### What is expected
Only an exact copy of the lines beginning at the one that contains "Serialize everything readable" and ending at the last line of the records below counts as the answer.

Page and application data records:
BEGIN

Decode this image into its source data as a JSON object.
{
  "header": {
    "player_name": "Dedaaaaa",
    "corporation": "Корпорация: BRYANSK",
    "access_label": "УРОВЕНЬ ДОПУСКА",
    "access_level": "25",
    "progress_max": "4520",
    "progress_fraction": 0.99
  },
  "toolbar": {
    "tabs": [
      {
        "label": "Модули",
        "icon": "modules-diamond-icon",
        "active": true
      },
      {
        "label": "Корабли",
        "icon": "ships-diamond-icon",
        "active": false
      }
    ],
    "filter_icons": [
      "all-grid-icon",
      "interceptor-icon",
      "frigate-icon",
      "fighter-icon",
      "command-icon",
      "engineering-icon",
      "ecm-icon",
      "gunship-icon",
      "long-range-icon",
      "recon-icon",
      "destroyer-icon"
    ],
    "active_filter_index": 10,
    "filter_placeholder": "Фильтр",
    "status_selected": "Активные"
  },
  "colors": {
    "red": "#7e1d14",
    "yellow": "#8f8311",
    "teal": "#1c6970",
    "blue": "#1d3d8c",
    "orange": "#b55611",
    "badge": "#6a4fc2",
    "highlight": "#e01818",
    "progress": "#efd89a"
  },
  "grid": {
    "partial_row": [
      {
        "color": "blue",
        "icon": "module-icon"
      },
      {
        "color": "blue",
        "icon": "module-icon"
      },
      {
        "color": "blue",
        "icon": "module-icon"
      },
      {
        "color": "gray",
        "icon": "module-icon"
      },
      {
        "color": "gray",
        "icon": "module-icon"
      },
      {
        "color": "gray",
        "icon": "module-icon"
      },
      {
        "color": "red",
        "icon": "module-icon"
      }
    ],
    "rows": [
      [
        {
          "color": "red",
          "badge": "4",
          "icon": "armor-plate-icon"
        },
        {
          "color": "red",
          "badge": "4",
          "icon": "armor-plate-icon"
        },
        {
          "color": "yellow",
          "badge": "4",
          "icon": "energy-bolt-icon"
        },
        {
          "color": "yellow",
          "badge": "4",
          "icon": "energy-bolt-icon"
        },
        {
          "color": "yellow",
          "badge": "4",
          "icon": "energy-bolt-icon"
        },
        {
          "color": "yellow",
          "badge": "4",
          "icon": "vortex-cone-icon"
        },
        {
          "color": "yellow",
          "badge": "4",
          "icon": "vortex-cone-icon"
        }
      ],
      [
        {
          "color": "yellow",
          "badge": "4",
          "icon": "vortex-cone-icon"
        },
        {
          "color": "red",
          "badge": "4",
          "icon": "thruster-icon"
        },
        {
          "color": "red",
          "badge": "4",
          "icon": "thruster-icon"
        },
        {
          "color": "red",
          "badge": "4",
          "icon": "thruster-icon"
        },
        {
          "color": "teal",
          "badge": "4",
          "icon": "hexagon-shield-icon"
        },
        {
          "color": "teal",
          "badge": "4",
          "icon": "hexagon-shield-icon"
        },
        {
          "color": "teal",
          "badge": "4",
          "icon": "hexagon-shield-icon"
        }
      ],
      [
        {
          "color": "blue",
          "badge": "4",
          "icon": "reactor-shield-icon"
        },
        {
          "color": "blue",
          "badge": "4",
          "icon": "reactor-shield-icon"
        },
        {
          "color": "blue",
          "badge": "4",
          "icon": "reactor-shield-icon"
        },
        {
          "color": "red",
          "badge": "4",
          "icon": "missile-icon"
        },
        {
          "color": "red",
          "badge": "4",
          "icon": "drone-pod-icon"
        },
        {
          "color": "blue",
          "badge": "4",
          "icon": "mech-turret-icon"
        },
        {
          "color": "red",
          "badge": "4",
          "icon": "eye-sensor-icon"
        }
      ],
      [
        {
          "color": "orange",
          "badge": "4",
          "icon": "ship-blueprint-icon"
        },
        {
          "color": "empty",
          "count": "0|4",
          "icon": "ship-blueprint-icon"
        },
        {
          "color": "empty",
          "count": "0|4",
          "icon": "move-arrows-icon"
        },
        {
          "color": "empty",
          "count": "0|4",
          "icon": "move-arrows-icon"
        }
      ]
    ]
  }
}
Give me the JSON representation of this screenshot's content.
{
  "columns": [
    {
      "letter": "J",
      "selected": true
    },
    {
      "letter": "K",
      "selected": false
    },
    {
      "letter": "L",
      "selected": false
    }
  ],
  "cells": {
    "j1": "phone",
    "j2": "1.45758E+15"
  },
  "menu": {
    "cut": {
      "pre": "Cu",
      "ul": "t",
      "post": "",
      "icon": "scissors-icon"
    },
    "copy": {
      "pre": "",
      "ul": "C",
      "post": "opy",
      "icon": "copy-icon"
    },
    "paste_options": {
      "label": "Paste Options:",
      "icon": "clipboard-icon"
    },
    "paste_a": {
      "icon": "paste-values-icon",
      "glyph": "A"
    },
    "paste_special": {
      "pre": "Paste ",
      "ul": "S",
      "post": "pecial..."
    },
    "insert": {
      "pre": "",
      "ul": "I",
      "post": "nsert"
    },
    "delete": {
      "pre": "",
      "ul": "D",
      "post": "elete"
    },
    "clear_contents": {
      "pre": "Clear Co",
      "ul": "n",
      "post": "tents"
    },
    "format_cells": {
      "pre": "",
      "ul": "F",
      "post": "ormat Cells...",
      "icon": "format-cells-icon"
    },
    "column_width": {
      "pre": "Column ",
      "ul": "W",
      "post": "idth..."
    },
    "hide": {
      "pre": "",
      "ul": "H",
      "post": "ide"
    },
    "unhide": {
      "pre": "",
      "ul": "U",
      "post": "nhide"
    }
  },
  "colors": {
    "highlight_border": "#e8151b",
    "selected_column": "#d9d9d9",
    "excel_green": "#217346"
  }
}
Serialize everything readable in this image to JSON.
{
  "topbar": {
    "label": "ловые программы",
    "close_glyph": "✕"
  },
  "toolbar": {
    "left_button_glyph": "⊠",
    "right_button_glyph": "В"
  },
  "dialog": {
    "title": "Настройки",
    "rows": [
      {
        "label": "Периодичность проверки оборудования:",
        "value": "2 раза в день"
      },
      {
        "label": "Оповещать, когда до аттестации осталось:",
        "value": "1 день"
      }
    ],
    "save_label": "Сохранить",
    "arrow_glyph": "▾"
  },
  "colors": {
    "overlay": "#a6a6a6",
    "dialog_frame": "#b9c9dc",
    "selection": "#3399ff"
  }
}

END

### Result of this exercise
Serialize everything readable in this image to JSON.
{
  "topbar": {
    "label": "ловые программы",
    "close_glyph": "✕"
  },
  "toolbar": {
    "left_button_glyph": "⊠",
    "right_button_glyph": "В"
  },
  "dialog": {
    "title": "Настройки",
    "rows": [
      {
        "label": "Периодичность проверки оборудования:",
        "value": "2 раза в день"
      },
      {
        "label": "Оповещать, когда до аттестации осталось:",
        "value": "1 день"
      }
    ],
    "save_label": "Сохранить",
    "arrow_glyph": "▾"
  },
  "colors": {
    "overlay": "#a6a6a6",
    "dialog_frame": "#b9c9dc",
    "selection": "#3399ff"
  }
}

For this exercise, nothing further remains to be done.